Source data
--- START ---
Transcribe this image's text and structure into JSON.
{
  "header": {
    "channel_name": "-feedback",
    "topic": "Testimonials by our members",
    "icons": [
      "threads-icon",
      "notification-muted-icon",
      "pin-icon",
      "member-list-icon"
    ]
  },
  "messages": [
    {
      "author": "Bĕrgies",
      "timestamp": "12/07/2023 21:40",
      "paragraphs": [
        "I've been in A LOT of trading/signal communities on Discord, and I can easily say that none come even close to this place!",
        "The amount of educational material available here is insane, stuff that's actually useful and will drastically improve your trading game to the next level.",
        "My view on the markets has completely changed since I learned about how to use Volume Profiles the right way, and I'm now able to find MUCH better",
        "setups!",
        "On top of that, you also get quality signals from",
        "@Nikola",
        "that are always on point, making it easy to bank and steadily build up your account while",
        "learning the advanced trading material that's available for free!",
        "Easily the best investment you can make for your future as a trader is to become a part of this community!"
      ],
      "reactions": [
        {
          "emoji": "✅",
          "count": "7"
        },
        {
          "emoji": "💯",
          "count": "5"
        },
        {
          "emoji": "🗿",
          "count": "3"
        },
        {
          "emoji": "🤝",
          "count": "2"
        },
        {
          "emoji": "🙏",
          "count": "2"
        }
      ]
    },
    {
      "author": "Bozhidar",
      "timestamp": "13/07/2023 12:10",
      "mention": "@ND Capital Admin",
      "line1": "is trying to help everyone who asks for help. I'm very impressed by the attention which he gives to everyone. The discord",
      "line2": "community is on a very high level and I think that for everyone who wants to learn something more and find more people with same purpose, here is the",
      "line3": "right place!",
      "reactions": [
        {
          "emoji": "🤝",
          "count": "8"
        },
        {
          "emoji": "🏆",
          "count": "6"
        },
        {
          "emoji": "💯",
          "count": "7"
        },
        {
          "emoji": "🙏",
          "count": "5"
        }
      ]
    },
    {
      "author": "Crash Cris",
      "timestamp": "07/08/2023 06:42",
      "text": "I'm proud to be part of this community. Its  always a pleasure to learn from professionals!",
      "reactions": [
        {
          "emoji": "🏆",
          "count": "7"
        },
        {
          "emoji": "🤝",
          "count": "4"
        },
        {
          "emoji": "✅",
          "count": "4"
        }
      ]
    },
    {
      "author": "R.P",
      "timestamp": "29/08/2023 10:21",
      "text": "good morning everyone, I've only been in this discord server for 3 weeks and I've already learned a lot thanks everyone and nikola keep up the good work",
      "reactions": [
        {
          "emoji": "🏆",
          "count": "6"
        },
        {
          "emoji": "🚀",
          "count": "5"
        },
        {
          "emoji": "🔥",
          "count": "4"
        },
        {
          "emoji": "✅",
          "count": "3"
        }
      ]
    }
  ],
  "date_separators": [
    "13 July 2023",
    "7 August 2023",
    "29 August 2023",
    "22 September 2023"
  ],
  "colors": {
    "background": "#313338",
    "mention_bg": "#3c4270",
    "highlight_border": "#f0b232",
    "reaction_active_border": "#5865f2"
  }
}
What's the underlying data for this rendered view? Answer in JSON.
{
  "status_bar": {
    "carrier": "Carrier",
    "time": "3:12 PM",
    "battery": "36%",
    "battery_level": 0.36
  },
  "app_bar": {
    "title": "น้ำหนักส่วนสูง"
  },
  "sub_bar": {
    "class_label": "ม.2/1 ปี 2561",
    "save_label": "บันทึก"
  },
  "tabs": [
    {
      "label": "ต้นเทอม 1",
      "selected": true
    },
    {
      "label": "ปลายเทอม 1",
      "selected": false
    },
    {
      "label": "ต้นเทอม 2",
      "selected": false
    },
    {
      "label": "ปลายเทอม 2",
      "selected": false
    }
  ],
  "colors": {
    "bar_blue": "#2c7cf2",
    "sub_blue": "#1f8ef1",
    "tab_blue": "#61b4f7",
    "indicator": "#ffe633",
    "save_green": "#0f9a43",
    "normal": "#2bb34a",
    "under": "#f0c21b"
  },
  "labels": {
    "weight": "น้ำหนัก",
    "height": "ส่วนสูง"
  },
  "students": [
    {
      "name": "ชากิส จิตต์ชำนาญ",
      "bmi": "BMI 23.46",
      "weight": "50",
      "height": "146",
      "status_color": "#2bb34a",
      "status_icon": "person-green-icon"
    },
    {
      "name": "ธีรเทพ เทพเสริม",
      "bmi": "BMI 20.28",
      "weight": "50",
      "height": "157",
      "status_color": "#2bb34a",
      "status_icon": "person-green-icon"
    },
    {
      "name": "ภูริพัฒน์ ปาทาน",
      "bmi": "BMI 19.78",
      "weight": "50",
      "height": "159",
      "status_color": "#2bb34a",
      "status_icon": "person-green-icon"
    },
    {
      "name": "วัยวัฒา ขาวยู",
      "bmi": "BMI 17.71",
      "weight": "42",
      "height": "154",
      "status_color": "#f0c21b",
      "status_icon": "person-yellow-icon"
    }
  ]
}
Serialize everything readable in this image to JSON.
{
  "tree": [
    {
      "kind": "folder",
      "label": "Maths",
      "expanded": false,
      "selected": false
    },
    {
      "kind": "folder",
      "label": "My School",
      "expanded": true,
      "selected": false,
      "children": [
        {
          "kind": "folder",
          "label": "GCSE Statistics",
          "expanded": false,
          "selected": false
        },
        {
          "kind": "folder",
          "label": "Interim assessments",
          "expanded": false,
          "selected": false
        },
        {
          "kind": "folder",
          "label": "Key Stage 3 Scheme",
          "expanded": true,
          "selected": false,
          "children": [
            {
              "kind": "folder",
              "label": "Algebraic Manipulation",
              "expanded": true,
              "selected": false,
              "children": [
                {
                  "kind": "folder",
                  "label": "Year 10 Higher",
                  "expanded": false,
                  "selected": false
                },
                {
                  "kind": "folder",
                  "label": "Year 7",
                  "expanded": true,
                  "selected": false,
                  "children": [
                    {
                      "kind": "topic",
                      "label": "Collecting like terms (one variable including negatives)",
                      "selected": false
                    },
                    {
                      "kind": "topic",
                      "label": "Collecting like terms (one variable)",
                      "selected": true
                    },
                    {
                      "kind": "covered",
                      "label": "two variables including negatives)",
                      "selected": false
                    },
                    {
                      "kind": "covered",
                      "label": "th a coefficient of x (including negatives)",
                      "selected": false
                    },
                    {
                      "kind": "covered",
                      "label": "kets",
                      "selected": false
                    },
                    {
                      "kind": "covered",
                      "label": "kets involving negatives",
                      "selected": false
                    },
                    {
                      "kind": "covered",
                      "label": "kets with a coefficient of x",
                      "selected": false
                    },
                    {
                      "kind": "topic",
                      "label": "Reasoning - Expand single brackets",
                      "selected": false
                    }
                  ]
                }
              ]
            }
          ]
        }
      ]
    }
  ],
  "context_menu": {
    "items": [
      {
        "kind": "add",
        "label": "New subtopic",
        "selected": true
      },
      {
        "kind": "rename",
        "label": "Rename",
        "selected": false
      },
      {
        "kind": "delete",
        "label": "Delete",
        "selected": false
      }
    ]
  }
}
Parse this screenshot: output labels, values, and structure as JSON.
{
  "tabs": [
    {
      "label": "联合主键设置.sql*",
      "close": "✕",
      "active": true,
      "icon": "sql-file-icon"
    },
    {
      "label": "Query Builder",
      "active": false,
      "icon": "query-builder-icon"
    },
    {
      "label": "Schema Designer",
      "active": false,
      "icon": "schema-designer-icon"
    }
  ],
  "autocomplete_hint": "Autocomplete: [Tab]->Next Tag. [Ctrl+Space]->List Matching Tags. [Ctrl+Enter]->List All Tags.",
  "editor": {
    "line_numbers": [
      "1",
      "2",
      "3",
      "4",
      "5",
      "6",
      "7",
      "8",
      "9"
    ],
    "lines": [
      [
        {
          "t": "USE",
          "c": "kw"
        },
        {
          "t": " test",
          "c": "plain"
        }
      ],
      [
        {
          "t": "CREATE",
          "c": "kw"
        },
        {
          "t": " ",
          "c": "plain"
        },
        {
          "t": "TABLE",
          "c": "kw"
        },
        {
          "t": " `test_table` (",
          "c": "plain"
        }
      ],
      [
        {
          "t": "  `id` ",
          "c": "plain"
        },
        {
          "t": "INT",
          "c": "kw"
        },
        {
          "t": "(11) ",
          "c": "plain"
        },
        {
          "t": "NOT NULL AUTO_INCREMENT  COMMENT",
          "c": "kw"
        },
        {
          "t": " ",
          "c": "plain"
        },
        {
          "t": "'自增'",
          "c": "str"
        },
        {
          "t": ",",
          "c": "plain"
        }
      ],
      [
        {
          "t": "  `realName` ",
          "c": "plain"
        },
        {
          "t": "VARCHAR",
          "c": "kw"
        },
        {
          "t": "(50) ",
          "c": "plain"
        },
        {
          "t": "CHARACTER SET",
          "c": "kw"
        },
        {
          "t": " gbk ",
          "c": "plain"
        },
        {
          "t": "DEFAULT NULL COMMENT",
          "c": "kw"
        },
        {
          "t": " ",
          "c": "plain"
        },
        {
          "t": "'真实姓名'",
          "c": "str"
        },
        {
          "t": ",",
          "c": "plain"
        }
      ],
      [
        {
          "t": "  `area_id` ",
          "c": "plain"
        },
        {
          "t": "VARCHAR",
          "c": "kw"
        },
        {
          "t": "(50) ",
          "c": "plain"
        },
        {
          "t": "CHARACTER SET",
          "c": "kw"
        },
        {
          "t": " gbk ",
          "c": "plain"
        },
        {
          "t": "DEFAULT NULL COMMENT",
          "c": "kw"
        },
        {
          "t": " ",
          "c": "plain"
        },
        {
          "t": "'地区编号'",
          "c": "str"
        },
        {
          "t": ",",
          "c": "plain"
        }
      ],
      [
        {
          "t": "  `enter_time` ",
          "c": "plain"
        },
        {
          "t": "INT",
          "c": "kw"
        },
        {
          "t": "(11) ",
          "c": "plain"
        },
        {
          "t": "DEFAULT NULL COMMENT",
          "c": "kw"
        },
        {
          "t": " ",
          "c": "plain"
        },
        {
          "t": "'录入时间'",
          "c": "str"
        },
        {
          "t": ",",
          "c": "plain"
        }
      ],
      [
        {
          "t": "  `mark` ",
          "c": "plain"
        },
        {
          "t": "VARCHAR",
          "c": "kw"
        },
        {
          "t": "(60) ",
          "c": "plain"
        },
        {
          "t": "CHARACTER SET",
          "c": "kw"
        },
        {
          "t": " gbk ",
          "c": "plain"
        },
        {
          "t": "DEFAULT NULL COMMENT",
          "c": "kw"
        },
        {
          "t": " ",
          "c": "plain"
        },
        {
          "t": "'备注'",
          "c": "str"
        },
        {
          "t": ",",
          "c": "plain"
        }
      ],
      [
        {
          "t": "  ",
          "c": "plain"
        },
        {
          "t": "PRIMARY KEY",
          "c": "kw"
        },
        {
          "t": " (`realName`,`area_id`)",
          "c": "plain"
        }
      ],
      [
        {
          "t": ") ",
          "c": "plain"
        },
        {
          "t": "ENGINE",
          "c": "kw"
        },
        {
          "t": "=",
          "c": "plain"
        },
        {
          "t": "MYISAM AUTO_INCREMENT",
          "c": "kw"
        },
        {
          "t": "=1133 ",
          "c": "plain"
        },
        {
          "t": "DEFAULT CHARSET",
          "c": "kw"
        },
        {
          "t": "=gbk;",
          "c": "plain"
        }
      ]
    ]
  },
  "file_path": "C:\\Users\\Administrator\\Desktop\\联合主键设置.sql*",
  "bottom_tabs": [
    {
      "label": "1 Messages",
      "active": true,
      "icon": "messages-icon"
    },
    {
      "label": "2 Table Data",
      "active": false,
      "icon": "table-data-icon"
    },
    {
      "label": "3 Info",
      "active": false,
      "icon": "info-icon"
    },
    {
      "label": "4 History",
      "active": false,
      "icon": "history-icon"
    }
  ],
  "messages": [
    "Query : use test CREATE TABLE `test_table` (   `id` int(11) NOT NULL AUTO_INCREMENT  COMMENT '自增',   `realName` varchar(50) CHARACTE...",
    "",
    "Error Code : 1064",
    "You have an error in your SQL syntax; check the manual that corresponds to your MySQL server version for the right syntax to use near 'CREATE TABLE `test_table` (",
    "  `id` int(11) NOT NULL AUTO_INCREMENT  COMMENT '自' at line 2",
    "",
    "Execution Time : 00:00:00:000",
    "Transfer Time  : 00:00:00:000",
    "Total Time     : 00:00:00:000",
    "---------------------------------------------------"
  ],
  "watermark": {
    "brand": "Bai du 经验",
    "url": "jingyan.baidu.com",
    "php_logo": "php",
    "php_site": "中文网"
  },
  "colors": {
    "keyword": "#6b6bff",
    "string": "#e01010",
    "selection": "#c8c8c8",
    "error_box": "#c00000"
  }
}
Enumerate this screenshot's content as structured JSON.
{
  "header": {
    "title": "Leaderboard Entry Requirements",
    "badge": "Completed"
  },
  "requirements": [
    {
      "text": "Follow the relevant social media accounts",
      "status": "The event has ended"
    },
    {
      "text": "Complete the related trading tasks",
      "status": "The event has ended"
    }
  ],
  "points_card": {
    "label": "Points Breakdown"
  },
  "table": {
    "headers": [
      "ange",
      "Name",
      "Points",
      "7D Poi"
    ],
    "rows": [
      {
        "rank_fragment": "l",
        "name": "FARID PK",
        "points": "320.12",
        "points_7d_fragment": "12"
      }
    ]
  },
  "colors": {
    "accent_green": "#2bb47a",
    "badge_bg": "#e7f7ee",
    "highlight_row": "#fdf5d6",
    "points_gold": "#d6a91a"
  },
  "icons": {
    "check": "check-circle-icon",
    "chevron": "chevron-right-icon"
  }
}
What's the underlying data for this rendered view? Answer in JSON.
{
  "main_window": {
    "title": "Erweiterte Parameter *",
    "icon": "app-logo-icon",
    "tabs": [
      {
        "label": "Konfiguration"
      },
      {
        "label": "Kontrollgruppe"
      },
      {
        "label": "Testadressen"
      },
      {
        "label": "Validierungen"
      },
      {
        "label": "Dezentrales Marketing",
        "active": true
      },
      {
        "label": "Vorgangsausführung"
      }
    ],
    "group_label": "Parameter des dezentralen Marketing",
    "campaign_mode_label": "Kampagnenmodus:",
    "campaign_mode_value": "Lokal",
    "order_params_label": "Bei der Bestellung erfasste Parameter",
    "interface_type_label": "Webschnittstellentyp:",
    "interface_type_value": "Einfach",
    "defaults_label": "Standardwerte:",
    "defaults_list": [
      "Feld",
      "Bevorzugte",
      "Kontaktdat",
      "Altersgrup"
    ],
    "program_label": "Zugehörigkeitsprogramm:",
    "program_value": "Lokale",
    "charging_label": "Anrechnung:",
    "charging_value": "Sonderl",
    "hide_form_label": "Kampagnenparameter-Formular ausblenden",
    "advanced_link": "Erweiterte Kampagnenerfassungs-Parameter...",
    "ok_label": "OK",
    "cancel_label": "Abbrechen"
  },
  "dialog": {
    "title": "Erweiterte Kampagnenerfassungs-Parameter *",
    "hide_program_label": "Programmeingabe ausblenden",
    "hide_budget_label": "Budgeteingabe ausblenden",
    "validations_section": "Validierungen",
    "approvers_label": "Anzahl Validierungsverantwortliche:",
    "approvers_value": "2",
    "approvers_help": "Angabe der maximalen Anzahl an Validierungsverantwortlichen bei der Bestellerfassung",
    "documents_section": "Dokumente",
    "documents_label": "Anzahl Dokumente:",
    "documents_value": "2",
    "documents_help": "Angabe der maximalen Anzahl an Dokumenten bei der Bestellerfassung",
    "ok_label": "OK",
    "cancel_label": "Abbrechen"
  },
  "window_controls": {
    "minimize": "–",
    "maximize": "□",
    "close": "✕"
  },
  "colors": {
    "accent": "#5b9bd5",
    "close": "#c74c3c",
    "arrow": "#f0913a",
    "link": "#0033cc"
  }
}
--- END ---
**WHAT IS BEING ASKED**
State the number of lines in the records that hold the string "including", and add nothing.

**SOLUTION TO THIS EXERCISE**
3